We would have to plant around 80 trees to mitigate, or “offset”, the CO2e of our steel equivalent flight to Santiago (and just to note, we’d have to plant over 156 billion trees to offset 1 year’s worldwide steel production).
The strategy was intended to directly mitigate the negative CO2e effects of the purchase, but no one was expected to change their behaviour- i.e. the consumer still flies and the airline still emit all the emissions they ever did: but it was a start- and we had to start somewhere.
Whilst more elaborate offsetting schemes grew, companies and consumers appreciated that offsetting wasn’t enough to make a difference to the climate crisis long term. Something more substantial and transformative was needed and companies needed to find a way to fund their CO2e journey. This led to “insetting”. According to the International Platform of Insetting (link-), Insetting can be defined as:
“….a way for companies to harmonise their operations with the ecosystems they depend upon and transition to a more sustainable business model.”
In other words, it describes the approach of investing in projects and initiatives within a company’s own operations to reduce their CO2e rather than spending the money “offsetting” elsewhere.
Are Green Steel Certificates worth buying?
Green Steel Certificates are part of the early stages of the Net Zero journey and play a pivotal, albeit transitional, role. As consumers and companies mature on their Net Zero journey, suppliers will be expected to make real, valuable CO2e reductions that are passed onto every customer across every product. Until then, companies can buy Green Steel Certificates to show an immediate and significant reduction in declared CO2e.
Although not all companies will have sufficient market appetite to absorb the premium that comes with Green Steel Certificates, those that do will be seen as Market Leaders and will stand out from their competitors.

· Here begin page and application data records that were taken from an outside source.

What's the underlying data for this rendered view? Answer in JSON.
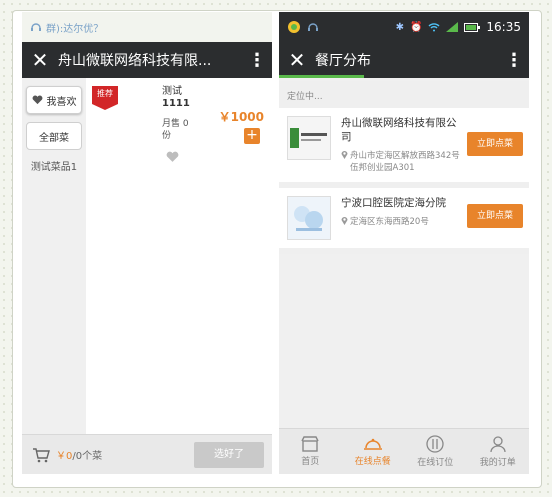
{
  "left_phone": {
    "status_text": "群):达尔优？",
    "title": "舟山微联网络科技有限...",
    "categories": {
      "favorite_label": "我喜欢",
      "all_label": "全部菜",
      "test_label": "测试菜品1"
    },
    "dish": {
      "badge": "推荐",
      "name_line1": "测试",
      "name_line2": "1111",
      "sales_line1": "月售 0",
      "sales_line2": "份",
      "price": "￥1000",
      "add": "+"
    },
    "cart": {
      "amount": "￥0",
      "count": "/0个菜",
      "done_label": "选好了"
    }
  },
  "right_phone": {
    "status": {
      "time": "16:35"
    },
    "title": "餐厅分布",
    "locating_text": "定位中...",
    "restaurants": [
      {
        "name": "舟山微联网络科技有限公司",
        "address": "舟山市定海区解放西路342号伍邦创业园A301",
        "button": "立即点菜"
      },
      {
        "name": "宁波口腔医院定海分院",
        "address": "定海区东海西路20号",
        "button": "立即点菜"
      }
    ],
    "tabs": [
      {
        "label": "首页",
        "icon": "home-icon"
      },
      {
        "label": "在线点餐",
        "icon": "dish-cover-icon"
      },
      {
        "label": "在线订位",
        "icon": "cutlery-icon"
      },
      {
        "label": "我的订单",
        "icon": "user-icon"
      }
    ]
  },
  "colors": {
    "accent": "#e8842b",
    "topbar": "#2b2d2f",
    "badge": "#d22628",
    "underline": "#5ab94b"
  }
}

Pressure is building on companies to demonstrate that they’re taking the Net Zero challenge seriously. Until suppliers can produce industrial quantities of low carbon steel Green Steel Certificates will be the only way a company can demonstrate that they’re doing what they can to lower their CO2e for their products.

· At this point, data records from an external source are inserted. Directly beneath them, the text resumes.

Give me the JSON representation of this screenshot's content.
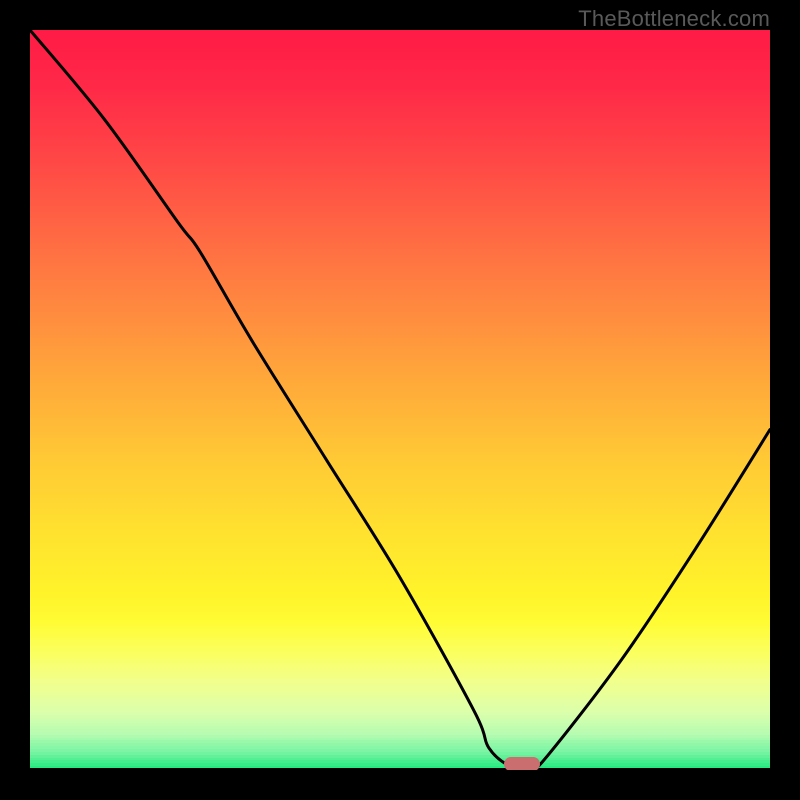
{
  "watermark": "TheBottleneck.com",
  "chart_data": {
    "type": "line",
    "title": "",
    "xlabel": "",
    "ylabel": "",
    "xlim": [
      0,
      100
    ],
    "ylim": [
      0,
      100
    ],
    "grid": false,
    "legend": false,
    "series": [
      {
        "name": "bottleneck-curve",
        "x": [
          0,
          10,
          20,
          23,
          30,
          40,
          50,
          60,
          62,
          65,
          68,
          70,
          80,
          90,
          100
        ],
        "y": [
          100,
          88,
          74,
          70,
          58,
          42,
          26,
          8,
          3,
          0.5,
          0.5,
          2,
          15,
          30,
          46
        ]
      }
    ],
    "marker": {
      "x": 66.5,
      "y": 0.5,
      "color": "#cb6e6f"
    },
    "gradient_stops": [
      {
        "pos": 0.0,
        "color": "#ff1b46"
      },
      {
        "pos": 0.08,
        "color": "#ff2a47"
      },
      {
        "pos": 0.18,
        "color": "#ff4946"
      },
      {
        "pos": 0.28,
        "color": "#ff6a43"
      },
      {
        "pos": 0.38,
        "color": "#ff8b3f"
      },
      {
        "pos": 0.48,
        "color": "#ffab3a"
      },
      {
        "pos": 0.58,
        "color": "#ffc935"
      },
      {
        "pos": 0.68,
        "color": "#ffe22f"
      },
      {
        "pos": 0.76,
        "color": "#fff32a"
      },
      {
        "pos": 0.8,
        "color": "#fffc34"
      },
      {
        "pos": 0.84,
        "color": "#fbff5e"
      },
      {
        "pos": 0.88,
        "color": "#f1ff8c"
      },
      {
        "pos": 0.92,
        "color": "#ddffab"
      },
      {
        "pos": 0.95,
        "color": "#b7fcb1"
      },
      {
        "pos": 0.975,
        "color": "#78f4a3"
      },
      {
        "pos": 1.0,
        "color": "#17e879"
      }
    ]
  }
}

If you’re looking for more tips on how to reduce your carbon footprint take a look at our blog Top 20 Hacks to reduce your Carbon Footprint as an SME Manufacturing Business.